With the emergence of the omicron virus, the World Health Organization voiced worry that wealthier countries would stockpile more COVID-19, placing further strain on global supplies and complicating attempts to prevent the pandemic. This is according to a statement made on Thursday.
Omicron Updates: Might Lead To An Increase In Future Vaccine Stockpiling
The World Health Organization’s expert group on immunization recommended that nations refrain from using boosters in their populations in order to provide doses to low-income countries that have been mostly unable to receive vaccines of this kind.
For Dr. Kate O’Brien, WHO head of immunization, vaccination, and biotechnology, the best way to prevent illness is to vaccinate people. She urged everyone at risk of catching a disease to be vaccinated. In some instances, the distance between us and the finish line seems to have become too great for us to bear.
There has been a decrease in the number of months since roughly two months ago when the COVID-19 vaccination supply was insufficient. The World Health Organization (WHO) aims to maintain the COVAX project, which has contributed to the distribution of doses in needier countries. An issue known as “vaccine disparity,” which sees the great majority of vaccine doses given to people in wealthy nations, has long been decried by WHO, which is concerned about pandemics. Concerns have been expressed by O’Brien about the possibility that, as the world moves closer to whatever the omicron scenario will be, the global supply of vaccine will shift back to high-income countries that are storing vaccines to protect, in a way, an excess of their immunization potential and a “no regrets” attitude.
She went on to say that she doubted it would be a success. Unless the vaccine is provided in all nations, it will not be successful in terms of epidemiology or transmission efficacy. As long as the transmission process continues, variations will be generated.
Some affluent nations will go to great lengths to ensure the highest possible level of vaccine coverage for their population. There are still many unanswered issues regarding the new omicron variety, which surfaced in southern Africa last month and has shown early indications of spreading faster than the widespread and fatal delta variation that is presently driving the epidemic. According to O’Brien, “what will actually put this epidemic to a stop” must be seen “logically and globally.”

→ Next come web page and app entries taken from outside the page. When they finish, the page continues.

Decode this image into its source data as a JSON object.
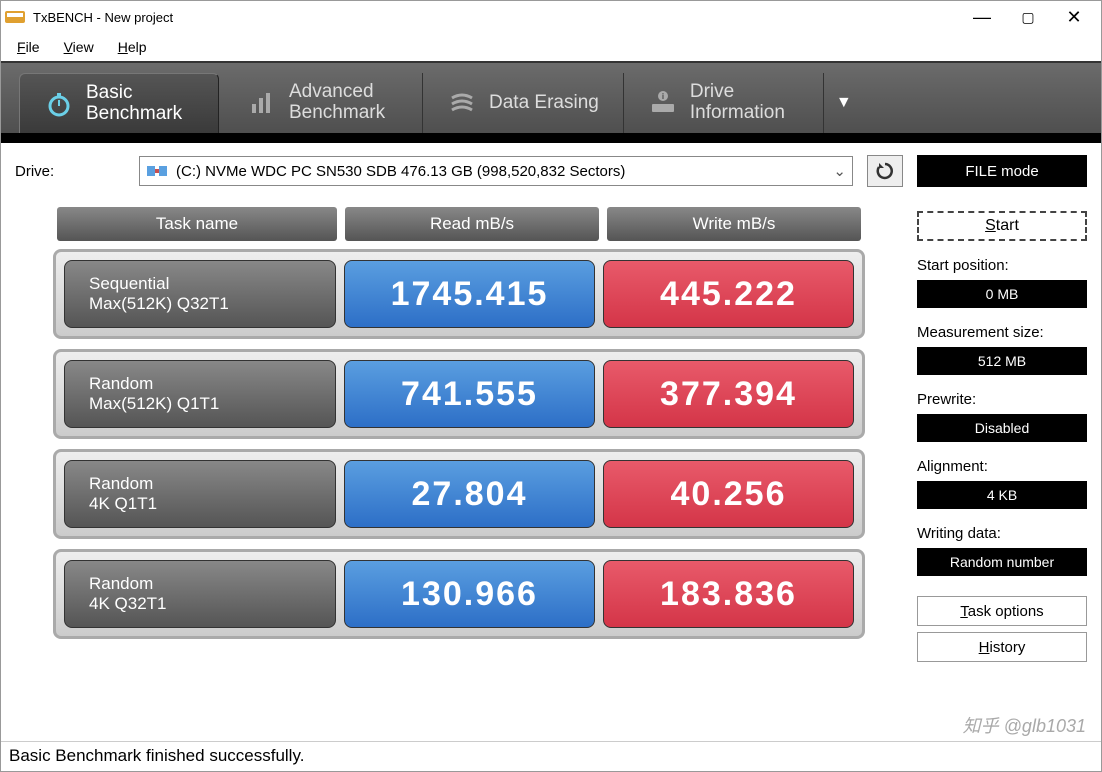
{
  "window": {
    "title": "TxBENCH - New project"
  },
  "menu": {
    "file": "File",
    "view": "View",
    "help": "Help"
  },
  "tabs": {
    "basic": {
      "line1": "Basic",
      "line2": "Benchmark"
    },
    "advanced": {
      "line1": "Advanced",
      "line2": "Benchmark"
    },
    "erasing": {
      "line1": "Data Erasing"
    },
    "drive": {
      "line1": "Drive",
      "line2": "Information"
    }
  },
  "drive_row": {
    "label": "Drive:",
    "value": "(C:) NVMe WDC PC SN530 SDB  476.13 GB (998,520,832 Sectors)",
    "mode": "FILE mode"
  },
  "headers": {
    "task": "Task name",
    "read": "Read mB/s",
    "write": "Write mB/s"
  },
  "rows": [
    {
      "task_l1": "Sequential",
      "task_l2": "Max(512K) Q32T1",
      "read": "1745.415",
      "write": "445.222"
    },
    {
      "task_l1": "Random",
      "task_l2": "Max(512K) Q1T1",
      "read": "741.555",
      "write": "377.394"
    },
    {
      "task_l1": "Random",
      "task_l2": "4K Q1T1",
      "read": "27.804",
      "write": "40.256"
    },
    {
      "task_l1": "Random",
      "task_l2": "4K Q32T1",
      "read": "130.966",
      "write": "183.836"
    }
  ],
  "sidebar": {
    "start": "Start",
    "start_pos_lbl": "Start position:",
    "start_pos_val": "0 MB",
    "meas_lbl": "Measurement size:",
    "meas_val": "512 MB",
    "prewrite_lbl": "Prewrite:",
    "prewrite_val": "Disabled",
    "align_lbl": "Alignment:",
    "align_val": "4 KB",
    "wdata_lbl": "Writing data:",
    "wdata_val": "Random number",
    "task_opts": "Task options",
    "history": "History"
  },
  "status": "Basic Benchmark finished successfully.",
  "watermark": "知乎 @glb1031"
}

For example, she claims that we have a variety of options at our disposal and that these next few days and weeks are critical in determining the future course of Omicron, among other things. A WHO recommendation is that individuals in industrialized countries comply with their governments’ policies, some of which urge vaccine boosters (extra doses aimed at reviving protection that has faded from prior immunizations).
Because of this, the drug will not be transported to another nation if someone in that country does not take their prescription, according to O’Brien. Individuals are not allowed to make choices that might affect the distribution of vaccines; instead, national governments are responsible for making these decisions.